Posted by frank on January 21, 2009, 6:43 am
Hello to all, This is my first post to this group and perhaps it is the
wrong group to post to with such an elementary question but I have read
a bit on different coatings for absorbing heat in a solar collector, Is
there a a big difference in how much heat can be absorbed using
different paints or coatings? is the cost of a good coating worth it?
I'm not up to much on this stuff, perhaps you could point me to where I
could find more info. on this topic. Thanks
Posted by Morris Dovey on January 21, 2009, 1:46 pm
Yes - I've found that some paints actually serve as insulators that
inhibit heat absorption.
That depends. :-)
DeSoto, Iowa USA
Posted by amdx on January 22, 2009, 11:00 pm
All I can do is quote what I read on the Solarheat@yahoogroup
A couple of quotes from the group. (Gary Burk)
"BBQ Black is a fine absorber, when fresh it claims over 95%." (absorbance)
"A good "Standard Black" has been difficult to come by. Lawrence
Berkeley National Lab has decided to standardize on 2 coats of "BBQ
Black Spray Paint", made by the DAP company, product #760."
Posted by Ecnerwal on February 2, 2009, 10:16 pm
Coatings can make a rather large difference, depending on the
application. The nice ones manage the trick of absorbing heat well, but
radiating it poorly. As far as I know those can only be factory applied,
not a DIY can-of-paint option. There might be a DIY technique for
oxidizing copper to black that has some selective surface effects - I
don't quite recall.
The higher the operating temperature, the more the fancy coating
matters, to a certain extent. Low-temperature air collectors can usually
exploit more square footage of less fancy (and less costly), higher
temperature collectors such as domestic hot water benefit more from
selective surface coatings.
(if this actually posts, I'm finally back, after having been cut off
from the alt groups by lousy news service at Verizon)
Cats, coffee, chocolate...vices to live by
Posted by gary on February 7, 2009, 8:20 pm
On Feb 2, 3:16pm, Ecnerwal
There is one simple DIY spray on coating that claims to be somewhat
selective (emissivity of 0.52).
Its available in spray cans for easy DIY application.
I just use high temperature black BBQ paint, which absorbs well, and
holds up well inside collectors, but is not selective.

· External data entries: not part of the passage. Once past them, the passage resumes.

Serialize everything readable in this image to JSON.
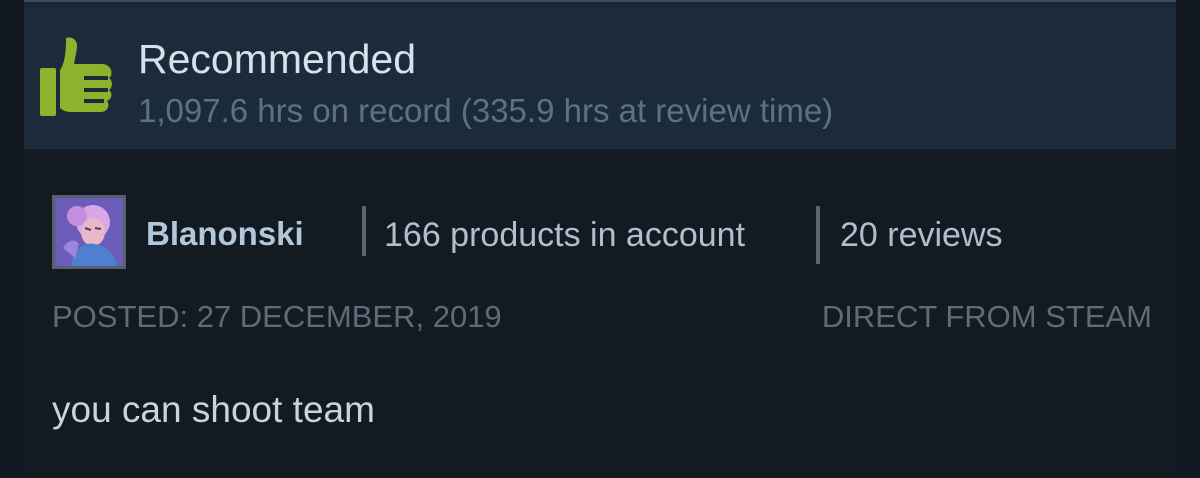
{
  "review": {
    "verdict": "Recommended",
    "hours": "1,097.6 hrs on record (335.9 hrs at review time)",
    "thumb_icon": "thumbs-up-icon",
    "accent_color": "#8fb22c",
    "author": {
      "name": "Blanonski",
      "products": "166 products in account",
      "reviews": "20 reviews",
      "avatar": "user-avatar"
    },
    "posted": "POSTED: 27 DECEMBER, 2019",
    "source": "DIRECT FROM STEAM",
    "body": "you can shoot team"
  }
}
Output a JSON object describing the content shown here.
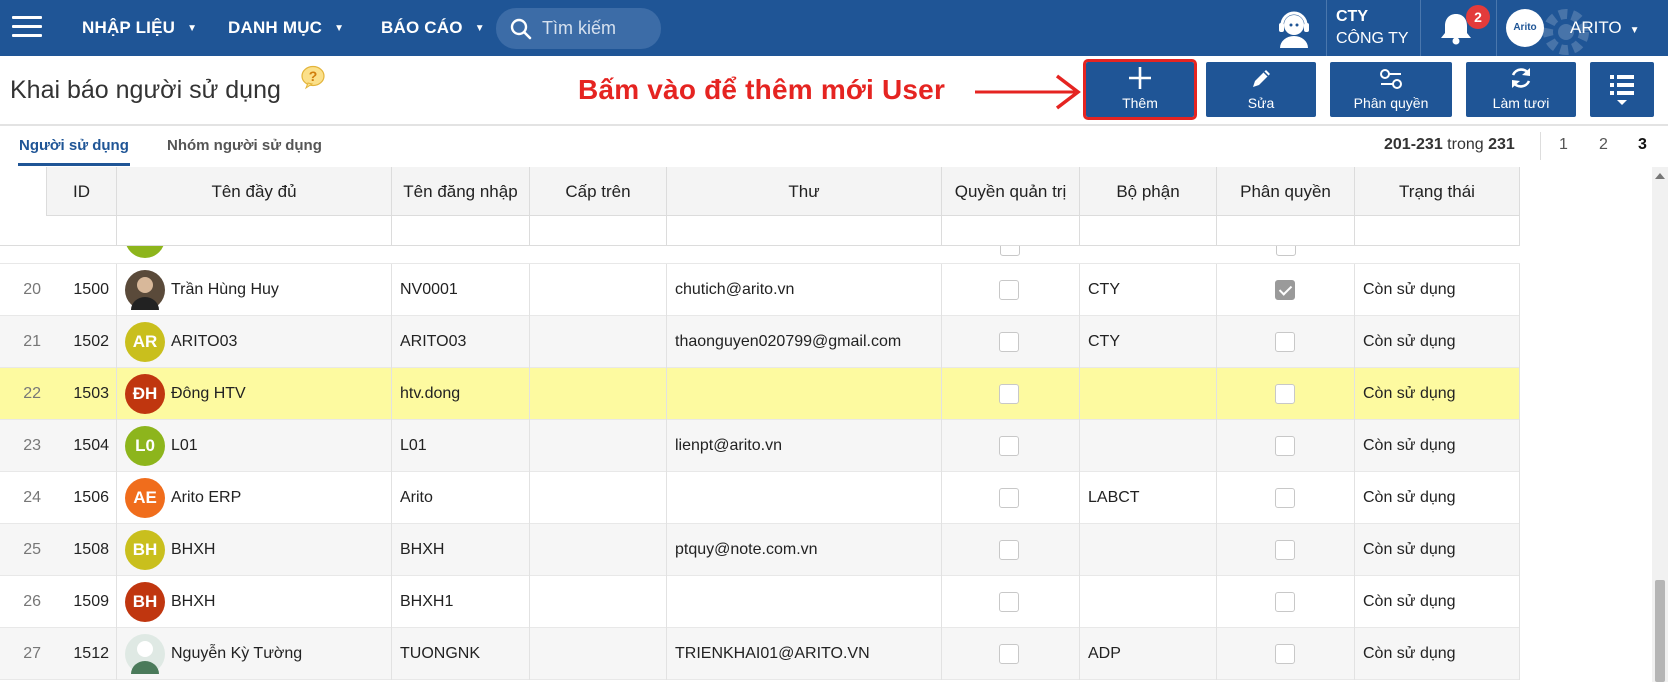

There used to be a metal foil you could buy that was selectively
coated on one side, and had a peel off adhesive on the other side --
you apply it over the absorber. If anyone knows of a source for this,
please post it.